Yet, time and again, the Aggie defense rose to the challenge and seemingly kept the team in the game.
They pounded the line of scrimmage with outstanding play, penetration and disruption from their defensive line, starting with senior defensive end Lucas Patterson. The linebackers, led by junior Garrick Williams, flew to the ball and made plays from sideline to sideline. The secondary was aggressive and harassing as they shut down the Golden Panthers' dangerous passing attack.
And senior "joker" Von Miller made his triumphant return to an opponents' backfield in one of the most impressive performances of his career — with a gimpy ankle, to boot.
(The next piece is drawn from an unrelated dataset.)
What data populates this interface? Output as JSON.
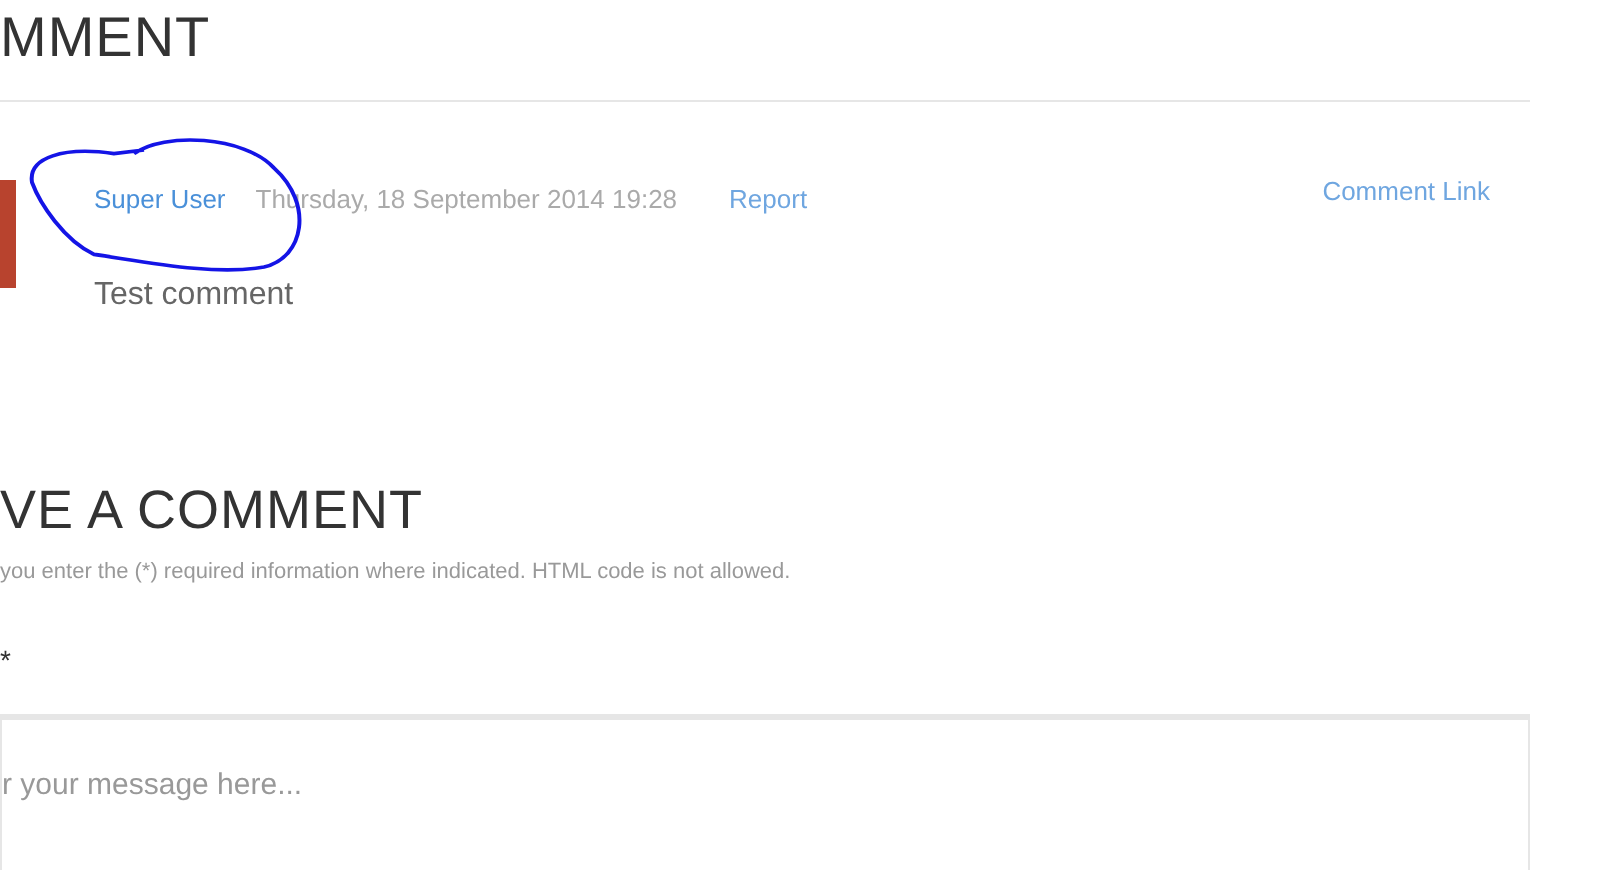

Though he only totaled one sack, his pressure off the edge and leadership on the sideline throughout the fourth quarter was the overriding reason for this defense's success.
"I looked everybody in the eye, though I'm not really a talker, and let them know that I was here for them and I was going to give my best, and I expected the same out of them," Miller said. "I told them this is the fourth quarter, it's time, let's go and take it. I really think it was the Aggie Spirit that kept us alive out there."
Regardless, the story for the next week and a half is this struggling offense and its quarterback. Instead of fine-tuning this supposedly-vaunted, potent unit, the Aggies nearly threw away a game against a team whose record since moving to the Football Bowl Subdivision is now 9-41.
Senior quarterback Jerrod Johnson, the conference's preseason offensive player of the year, is not right and has not been right since his offseason shoulder surgery. Coupled with a mechanics overhaul, his throws lack any sort of zip and consistently flutter out of his hand.
But more disconcerting than anything is that Johnson reverted back to his sophomore self. He made poor reads at the line of scrimmage and worse decisions at the snap of the ball. He was careless and imprudent with the football, and it should have cost his team a game against an inferior, cupcake opponent. Simple as that.
Yes, A&M is 3-0. For that, they can thank a boisterous Twelfth Man and a fast-improving defense.
But with Oklahoma State, a team that has outscored its first three opponents 171-83, looming next on the docket, the harsh dose of reality served up Saturday at Kyle Field is bound to get harsher.